> _DATASET EXTRACT_:
'''

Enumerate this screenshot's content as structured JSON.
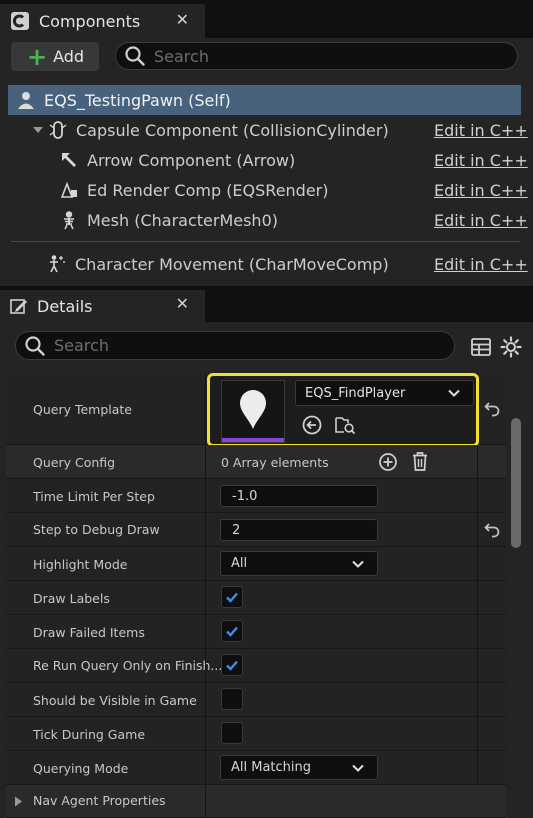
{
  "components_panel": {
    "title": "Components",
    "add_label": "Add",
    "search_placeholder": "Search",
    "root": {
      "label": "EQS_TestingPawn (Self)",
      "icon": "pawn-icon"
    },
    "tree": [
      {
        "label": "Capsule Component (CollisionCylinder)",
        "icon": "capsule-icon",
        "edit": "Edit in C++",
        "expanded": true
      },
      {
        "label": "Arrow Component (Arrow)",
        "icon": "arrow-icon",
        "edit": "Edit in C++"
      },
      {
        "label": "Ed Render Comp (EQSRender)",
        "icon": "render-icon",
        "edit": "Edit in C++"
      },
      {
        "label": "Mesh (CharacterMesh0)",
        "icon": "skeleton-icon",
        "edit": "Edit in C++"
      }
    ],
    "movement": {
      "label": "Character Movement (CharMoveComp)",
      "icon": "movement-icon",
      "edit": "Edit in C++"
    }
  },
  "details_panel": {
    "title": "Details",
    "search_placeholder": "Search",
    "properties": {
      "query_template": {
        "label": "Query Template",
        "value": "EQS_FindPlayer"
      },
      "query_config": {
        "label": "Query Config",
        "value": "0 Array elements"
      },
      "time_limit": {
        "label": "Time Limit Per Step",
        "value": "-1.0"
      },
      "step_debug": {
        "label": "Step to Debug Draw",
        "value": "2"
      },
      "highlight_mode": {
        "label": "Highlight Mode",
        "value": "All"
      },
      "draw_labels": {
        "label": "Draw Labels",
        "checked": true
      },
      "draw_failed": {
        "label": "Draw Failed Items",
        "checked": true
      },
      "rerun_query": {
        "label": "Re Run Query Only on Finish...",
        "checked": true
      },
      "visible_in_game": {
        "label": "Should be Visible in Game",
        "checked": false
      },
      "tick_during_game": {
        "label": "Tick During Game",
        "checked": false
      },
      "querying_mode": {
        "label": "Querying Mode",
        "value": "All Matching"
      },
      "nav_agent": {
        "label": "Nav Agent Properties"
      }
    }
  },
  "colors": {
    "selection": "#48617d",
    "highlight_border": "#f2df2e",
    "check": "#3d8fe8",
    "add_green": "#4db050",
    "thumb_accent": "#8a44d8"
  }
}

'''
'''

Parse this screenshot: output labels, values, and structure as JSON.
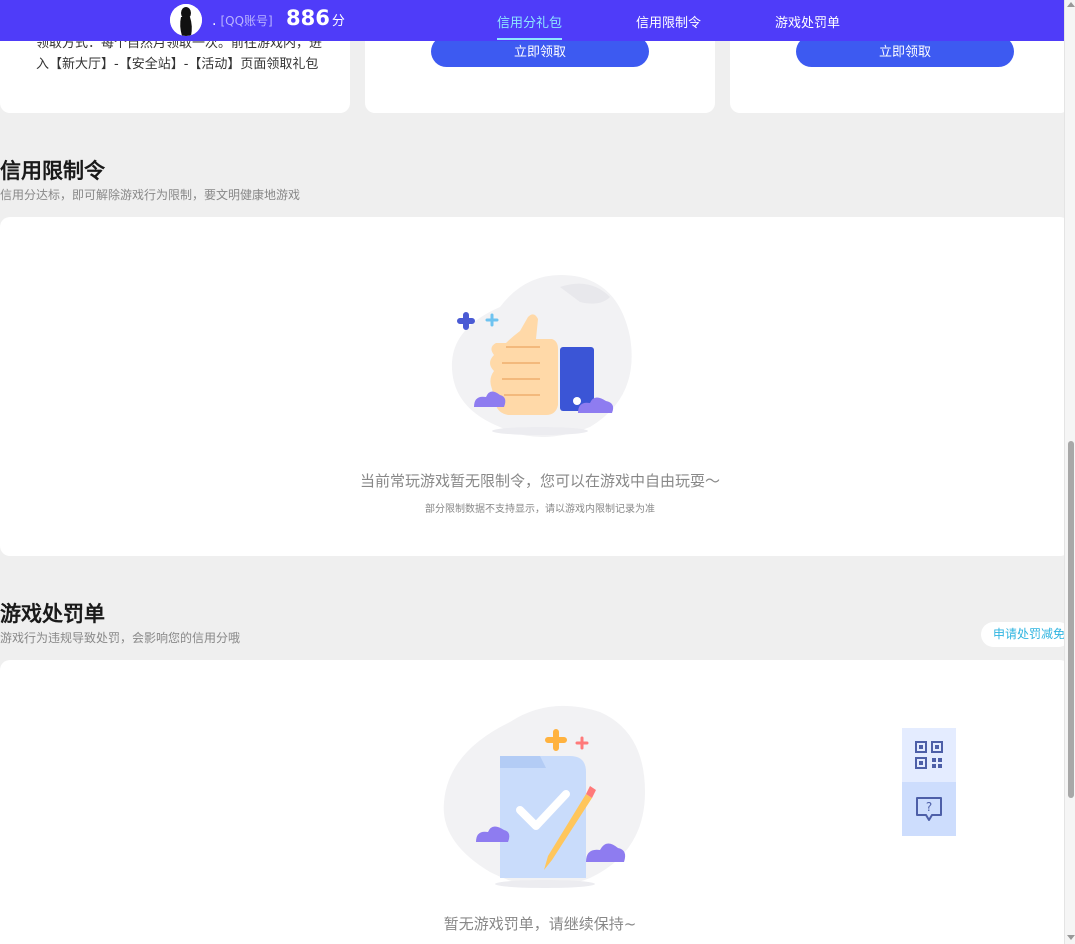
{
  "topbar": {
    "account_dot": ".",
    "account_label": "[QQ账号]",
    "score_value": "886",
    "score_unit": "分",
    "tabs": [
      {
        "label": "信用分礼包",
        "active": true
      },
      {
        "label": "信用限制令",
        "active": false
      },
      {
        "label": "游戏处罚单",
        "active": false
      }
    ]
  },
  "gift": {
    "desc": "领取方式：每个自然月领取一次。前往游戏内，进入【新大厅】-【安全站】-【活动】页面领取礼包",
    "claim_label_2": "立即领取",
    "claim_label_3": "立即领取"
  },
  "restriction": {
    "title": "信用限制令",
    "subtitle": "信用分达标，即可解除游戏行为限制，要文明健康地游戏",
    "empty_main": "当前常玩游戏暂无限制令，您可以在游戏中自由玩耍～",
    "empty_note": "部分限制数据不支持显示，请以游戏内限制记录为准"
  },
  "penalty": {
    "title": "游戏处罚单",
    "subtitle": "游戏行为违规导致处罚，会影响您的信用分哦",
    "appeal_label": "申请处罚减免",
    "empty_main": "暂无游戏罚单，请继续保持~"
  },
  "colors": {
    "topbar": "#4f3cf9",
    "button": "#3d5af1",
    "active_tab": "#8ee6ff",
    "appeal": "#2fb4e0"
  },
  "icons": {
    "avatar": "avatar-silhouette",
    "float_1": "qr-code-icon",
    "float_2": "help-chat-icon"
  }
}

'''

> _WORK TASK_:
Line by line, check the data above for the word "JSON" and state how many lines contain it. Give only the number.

> _SOLUTION FOR THIS TASK_:
2